» **Work to be completed**
Please copy every line from the following entries in which the word "CPython" appears.

[Dataset]

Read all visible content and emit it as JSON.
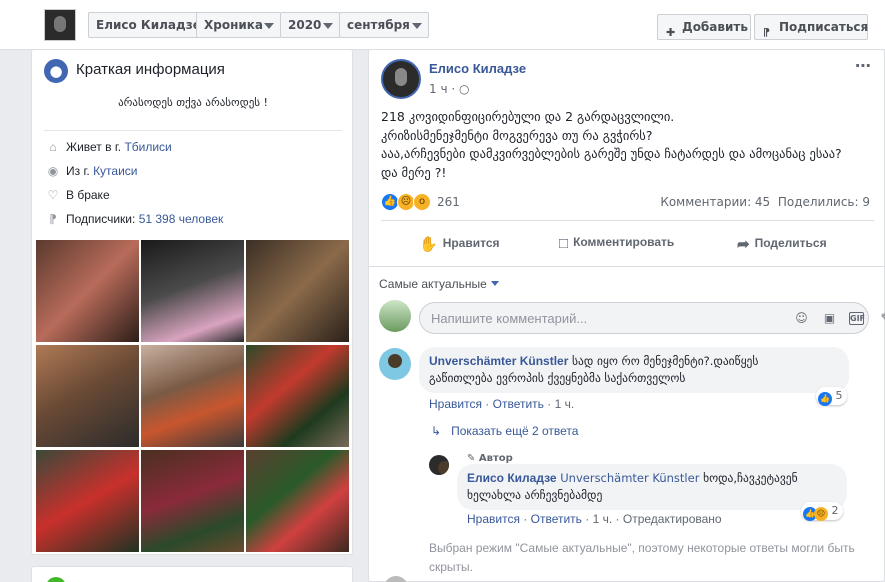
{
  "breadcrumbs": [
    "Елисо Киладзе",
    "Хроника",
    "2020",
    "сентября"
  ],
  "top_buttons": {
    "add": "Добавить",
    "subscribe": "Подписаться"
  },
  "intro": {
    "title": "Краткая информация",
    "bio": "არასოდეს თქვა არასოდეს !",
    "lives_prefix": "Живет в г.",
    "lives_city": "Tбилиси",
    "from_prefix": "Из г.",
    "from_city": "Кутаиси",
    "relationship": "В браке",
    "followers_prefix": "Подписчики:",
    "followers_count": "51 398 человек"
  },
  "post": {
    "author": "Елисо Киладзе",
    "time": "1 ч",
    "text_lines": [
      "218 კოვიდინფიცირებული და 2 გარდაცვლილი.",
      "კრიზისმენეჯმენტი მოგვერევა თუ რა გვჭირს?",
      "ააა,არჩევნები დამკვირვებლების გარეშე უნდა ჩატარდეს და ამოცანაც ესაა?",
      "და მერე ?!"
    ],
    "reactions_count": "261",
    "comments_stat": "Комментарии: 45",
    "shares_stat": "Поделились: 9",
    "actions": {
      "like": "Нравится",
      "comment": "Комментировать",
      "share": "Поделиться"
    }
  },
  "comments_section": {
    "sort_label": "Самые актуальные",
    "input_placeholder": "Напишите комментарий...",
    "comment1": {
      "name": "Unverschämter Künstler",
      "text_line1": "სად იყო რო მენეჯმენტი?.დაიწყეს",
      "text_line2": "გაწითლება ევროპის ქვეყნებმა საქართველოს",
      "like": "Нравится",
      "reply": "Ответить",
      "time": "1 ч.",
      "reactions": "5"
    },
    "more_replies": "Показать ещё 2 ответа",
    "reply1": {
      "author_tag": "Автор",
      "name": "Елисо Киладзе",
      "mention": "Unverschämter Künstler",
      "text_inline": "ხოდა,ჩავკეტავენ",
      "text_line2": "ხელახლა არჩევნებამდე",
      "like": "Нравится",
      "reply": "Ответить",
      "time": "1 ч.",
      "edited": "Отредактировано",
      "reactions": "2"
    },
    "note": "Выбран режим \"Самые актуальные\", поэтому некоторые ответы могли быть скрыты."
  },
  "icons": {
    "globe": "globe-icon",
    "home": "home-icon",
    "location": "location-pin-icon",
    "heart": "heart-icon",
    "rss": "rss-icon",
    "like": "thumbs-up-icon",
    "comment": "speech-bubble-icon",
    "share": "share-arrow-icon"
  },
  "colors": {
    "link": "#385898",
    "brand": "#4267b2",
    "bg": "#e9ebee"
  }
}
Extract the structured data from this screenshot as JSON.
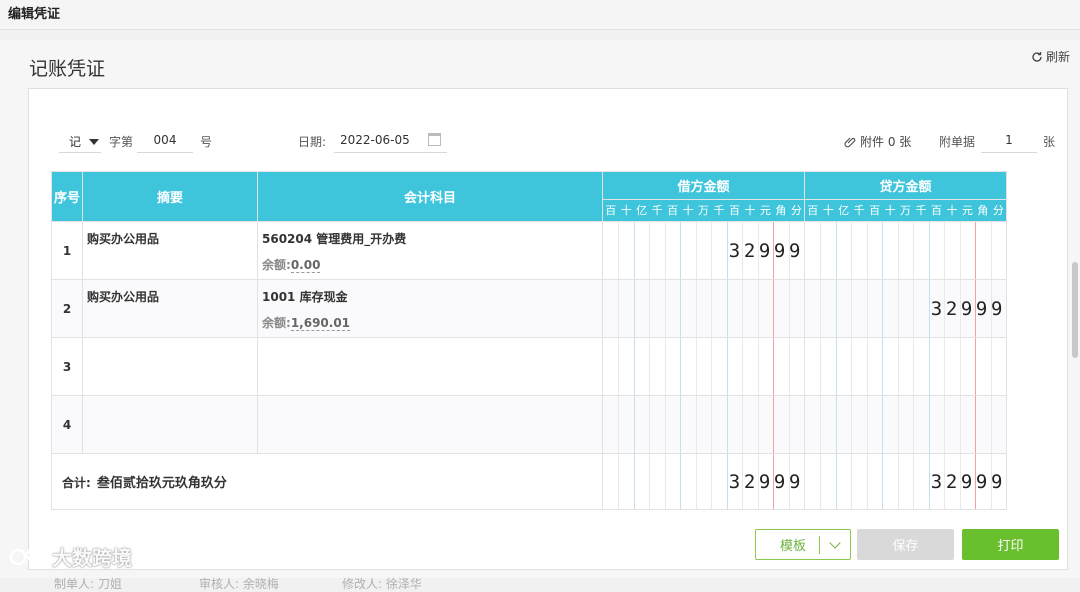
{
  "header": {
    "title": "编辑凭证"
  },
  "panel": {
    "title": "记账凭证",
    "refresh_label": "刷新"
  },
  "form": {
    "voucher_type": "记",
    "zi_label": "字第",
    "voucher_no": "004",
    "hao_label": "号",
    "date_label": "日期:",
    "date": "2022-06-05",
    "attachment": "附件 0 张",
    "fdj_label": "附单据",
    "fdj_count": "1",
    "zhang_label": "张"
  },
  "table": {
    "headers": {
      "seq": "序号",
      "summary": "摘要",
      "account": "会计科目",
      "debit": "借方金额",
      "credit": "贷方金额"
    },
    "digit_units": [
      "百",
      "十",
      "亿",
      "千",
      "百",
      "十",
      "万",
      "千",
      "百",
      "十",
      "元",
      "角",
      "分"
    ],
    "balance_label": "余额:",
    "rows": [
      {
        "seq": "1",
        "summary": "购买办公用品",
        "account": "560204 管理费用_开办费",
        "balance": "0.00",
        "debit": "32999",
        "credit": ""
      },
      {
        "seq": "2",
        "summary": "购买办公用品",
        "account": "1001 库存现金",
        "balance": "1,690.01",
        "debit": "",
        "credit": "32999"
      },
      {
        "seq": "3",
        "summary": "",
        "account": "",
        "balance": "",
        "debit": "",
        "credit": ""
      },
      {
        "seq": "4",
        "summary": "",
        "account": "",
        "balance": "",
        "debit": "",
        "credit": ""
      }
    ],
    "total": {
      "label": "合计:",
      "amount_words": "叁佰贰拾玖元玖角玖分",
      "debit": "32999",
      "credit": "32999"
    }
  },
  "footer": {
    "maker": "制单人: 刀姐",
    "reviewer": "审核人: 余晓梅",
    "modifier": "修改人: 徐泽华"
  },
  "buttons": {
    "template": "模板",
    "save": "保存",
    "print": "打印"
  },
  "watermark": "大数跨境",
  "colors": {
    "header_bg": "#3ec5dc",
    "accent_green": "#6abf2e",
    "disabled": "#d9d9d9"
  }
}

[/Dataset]
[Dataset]

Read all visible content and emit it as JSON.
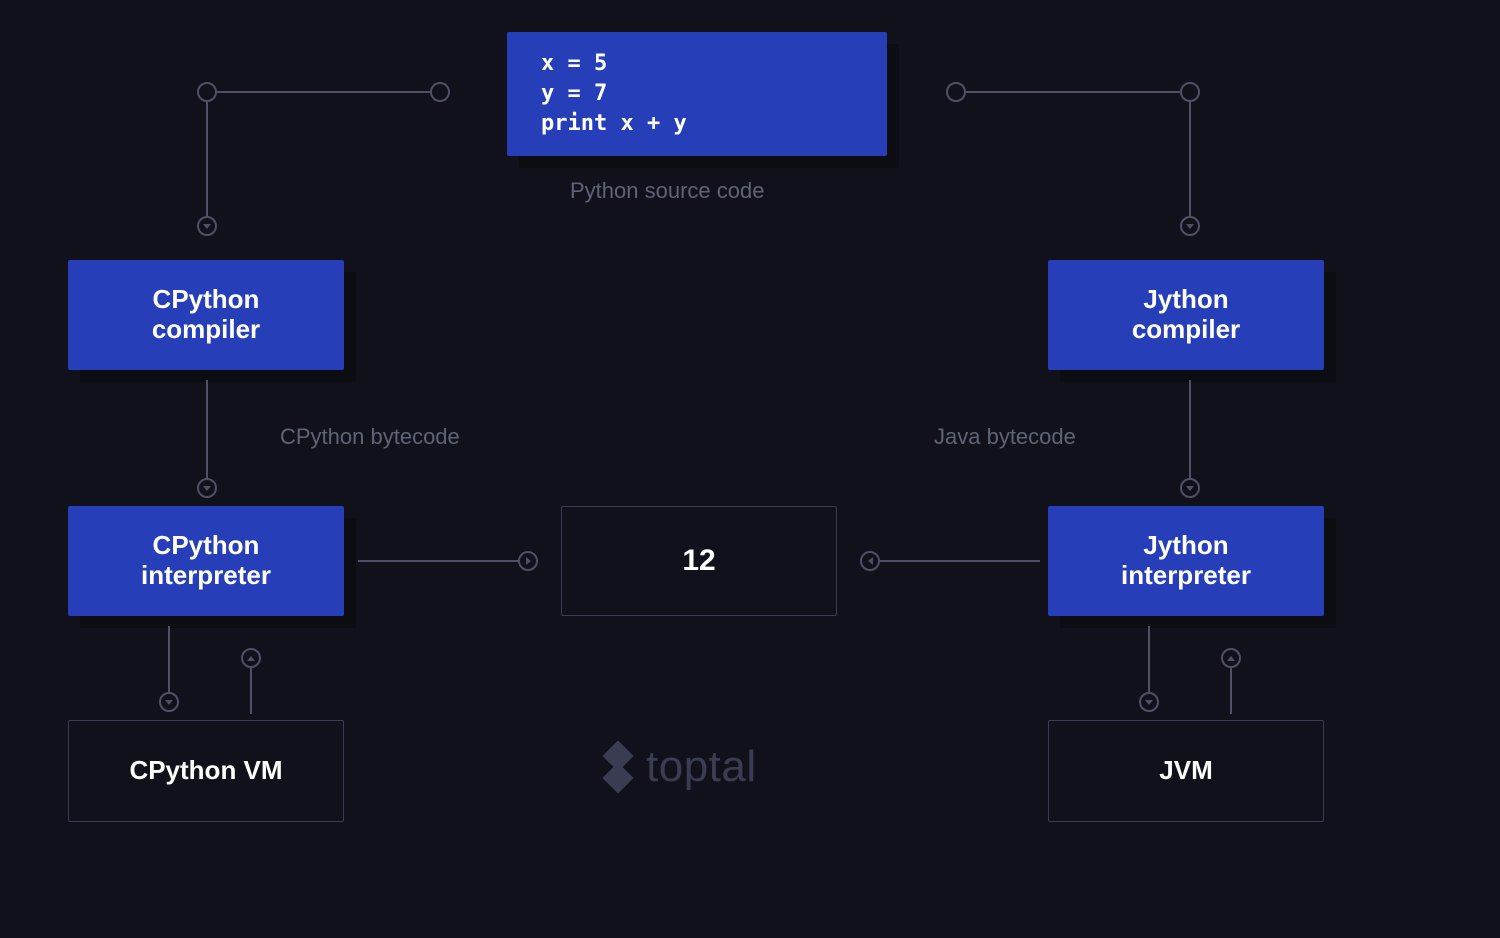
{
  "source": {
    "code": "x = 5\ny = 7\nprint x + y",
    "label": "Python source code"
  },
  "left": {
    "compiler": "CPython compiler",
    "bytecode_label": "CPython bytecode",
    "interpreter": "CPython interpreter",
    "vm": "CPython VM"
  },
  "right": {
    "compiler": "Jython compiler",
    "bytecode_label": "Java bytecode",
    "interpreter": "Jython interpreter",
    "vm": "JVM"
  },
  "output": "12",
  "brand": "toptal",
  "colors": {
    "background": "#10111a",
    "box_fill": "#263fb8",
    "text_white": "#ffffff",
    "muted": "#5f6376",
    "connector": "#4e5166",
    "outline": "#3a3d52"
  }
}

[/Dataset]

» **The answer**
    "compiler": "CPython compiler",
    "bytecode_label": "CPython bytecode",
    "interpreter": "CPython interpreter",
    "vm": "CPython VM"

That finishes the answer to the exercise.